  • Lowers the levels of blood lactate, reducing anxiety attacks.
  • Decreases tension-related pain, such as tension headaches, ulcers, insomnia, muscle and joint problems.
  • Increases serotonin production that improves mood and behavior.
  • Improves the immune system.
  • Increases the energy level, as you gain an inner source of energy.


Mental Benefits of Mediation

  • Decreases anxiety.
  • Improves emotional stability.
  • Increases creativity.
  • Increases happiness.
  • Reduces stress.
  • Develops intuition.
  • Allows you to gain clarity and peace of mind.
  • Makes problems smaller and less important.
  • Sharpens the mind by increasing focus, and expands the mind through relaxation.

Modern studies suggest that meditation helps the mind and body quickly recover from stress and stressful situations. For example, practicing meditation lessens the inflammatory response in people exposed to psychological stressors, particularly for long-term meditators. According to neuroscience research, mindfulness practices dampen activity in our amygdala and increase the connections between the amygdala and prefrontal cortex. Both of these parts of the brain help us to be less reactive to stressors and to recover better from stress when we experience it.

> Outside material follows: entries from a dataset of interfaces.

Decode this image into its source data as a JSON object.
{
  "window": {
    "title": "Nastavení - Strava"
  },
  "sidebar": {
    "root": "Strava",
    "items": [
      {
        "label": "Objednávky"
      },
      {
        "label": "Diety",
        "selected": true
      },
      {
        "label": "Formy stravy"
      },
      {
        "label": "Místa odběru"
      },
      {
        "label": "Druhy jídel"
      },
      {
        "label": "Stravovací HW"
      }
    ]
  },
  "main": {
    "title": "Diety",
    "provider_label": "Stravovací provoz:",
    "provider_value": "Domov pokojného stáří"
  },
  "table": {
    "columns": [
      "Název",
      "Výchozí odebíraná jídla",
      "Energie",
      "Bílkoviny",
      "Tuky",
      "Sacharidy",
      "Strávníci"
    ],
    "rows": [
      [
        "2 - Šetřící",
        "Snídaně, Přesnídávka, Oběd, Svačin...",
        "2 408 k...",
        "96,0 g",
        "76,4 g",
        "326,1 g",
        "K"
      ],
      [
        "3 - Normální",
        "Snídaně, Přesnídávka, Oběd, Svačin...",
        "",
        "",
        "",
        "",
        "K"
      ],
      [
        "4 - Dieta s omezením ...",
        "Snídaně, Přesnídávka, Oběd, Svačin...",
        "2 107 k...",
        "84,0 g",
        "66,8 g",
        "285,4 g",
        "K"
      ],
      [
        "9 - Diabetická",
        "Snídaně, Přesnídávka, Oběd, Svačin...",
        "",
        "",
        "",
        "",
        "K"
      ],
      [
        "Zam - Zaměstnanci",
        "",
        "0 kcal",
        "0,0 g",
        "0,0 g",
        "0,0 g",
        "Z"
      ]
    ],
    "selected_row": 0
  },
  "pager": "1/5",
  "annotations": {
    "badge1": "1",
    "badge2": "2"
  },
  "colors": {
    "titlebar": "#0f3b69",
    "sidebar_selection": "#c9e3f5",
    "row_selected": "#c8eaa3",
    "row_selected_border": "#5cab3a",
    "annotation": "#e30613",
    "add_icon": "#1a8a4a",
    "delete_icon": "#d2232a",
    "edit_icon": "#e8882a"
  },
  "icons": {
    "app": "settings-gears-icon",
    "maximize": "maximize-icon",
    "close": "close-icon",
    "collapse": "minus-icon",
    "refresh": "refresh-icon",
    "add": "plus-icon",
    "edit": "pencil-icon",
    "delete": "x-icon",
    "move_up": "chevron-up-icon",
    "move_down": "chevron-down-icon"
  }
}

Many well-designed studies have also shown that practicing loving-kindness meditation increases our willingness to take action to relieve another’s suffering. It appears to do this by lessening amygdala activity in the presence of suffering, while also activating circuits in the brain that are connected to good feelings and love.

For longtime meditators, activity in the “default network”—the part of our brains that, when not busy with focused activity, ruminates on thoughts, feelings, and experiences—quiets down, suggesting less rumination about ourselves and our place in the world.

There are many studies that have also discovered a positive link between mindfulness and relationship quality. For example, in one 2016 study, researchers measured mindfulness in 88 couples. They then took cortisol levels in each couple before and after they discussed a conflict in their relationship. As one might expect, cortisol levels spiked during the discussion, a sign of high stress. But levels in the most mindful people—both men and women—were quicker to return to normal after the conflict ended, suggesting they were able to remain calm.

Mindfulness practice is also linked to better relationships with your kids. Studies have found that mindfulness practice can lessen stress, depression, and anxiety in parents of preschoolers and children with disabilities. Mindful parenting is also linked to more positive behavior in kids.


Incorporating Meditation Into Your Life

There are numerous studies that scientifically reveal the benefits of meditation, but the true benefit of it comes from your own personal experience. While even one meditation session can provide a moment of peace and ease, to really receive the benefits of meditation, frequent practice is necessary. Even as little as ten minutes a day can make a drastic improvement in your health and wellness. Meditation is something that should be enjoyed; it should be seen as something fun and relaxing, not a discipline that is a struggle to practice. It may be a difficult practice to begin, but start slowly. Dedicate yourself to 5 minutes a day, and then increase the amount of time as it feels appropriate for you. In time, you’ll discover that your mind is more calm, your body is more relaxed, and you are more present and alive to the direct experience of your life.